Return all the lines below in which the string "name" appears.

══════════

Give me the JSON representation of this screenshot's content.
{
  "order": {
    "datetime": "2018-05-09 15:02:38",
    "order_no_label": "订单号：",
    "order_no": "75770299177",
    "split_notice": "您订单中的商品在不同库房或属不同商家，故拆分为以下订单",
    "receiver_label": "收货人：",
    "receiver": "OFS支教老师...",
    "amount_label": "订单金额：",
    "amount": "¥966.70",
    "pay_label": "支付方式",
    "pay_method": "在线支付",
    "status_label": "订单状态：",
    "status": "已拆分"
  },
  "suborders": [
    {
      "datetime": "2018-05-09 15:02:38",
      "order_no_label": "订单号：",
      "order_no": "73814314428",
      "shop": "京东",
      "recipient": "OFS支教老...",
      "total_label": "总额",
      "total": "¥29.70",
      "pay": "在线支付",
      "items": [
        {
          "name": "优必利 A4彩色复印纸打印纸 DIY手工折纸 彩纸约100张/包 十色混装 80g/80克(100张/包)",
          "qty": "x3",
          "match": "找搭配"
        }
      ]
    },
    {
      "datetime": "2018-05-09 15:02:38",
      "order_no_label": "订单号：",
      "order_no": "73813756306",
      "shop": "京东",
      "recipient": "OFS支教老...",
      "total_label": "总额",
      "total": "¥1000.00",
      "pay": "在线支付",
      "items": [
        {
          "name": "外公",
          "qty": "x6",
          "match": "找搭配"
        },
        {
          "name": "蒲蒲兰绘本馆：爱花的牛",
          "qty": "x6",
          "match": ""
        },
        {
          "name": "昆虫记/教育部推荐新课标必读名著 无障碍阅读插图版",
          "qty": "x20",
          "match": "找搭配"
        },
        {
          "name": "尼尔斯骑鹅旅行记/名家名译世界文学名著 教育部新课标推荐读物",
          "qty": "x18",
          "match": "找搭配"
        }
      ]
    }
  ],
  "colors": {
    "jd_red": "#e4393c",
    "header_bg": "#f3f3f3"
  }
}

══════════

YOUR RESPONSE:
          "name": "优必利 A4彩色复印纸打印纸 DIY手工折纸 彩纸约100张/包 十色混装 80g/80克(100张/包)",
          "name": "外公",
          "name": "蒲蒲兰绘本馆：爱花的牛",
          "name": "昆虫记/教育部推荐新课标必读名著 无障碍阅读插图版",
          "name": "尼尔斯骑鹅旅行记/名家名译世界文学名著 教育部新课标推荐读物",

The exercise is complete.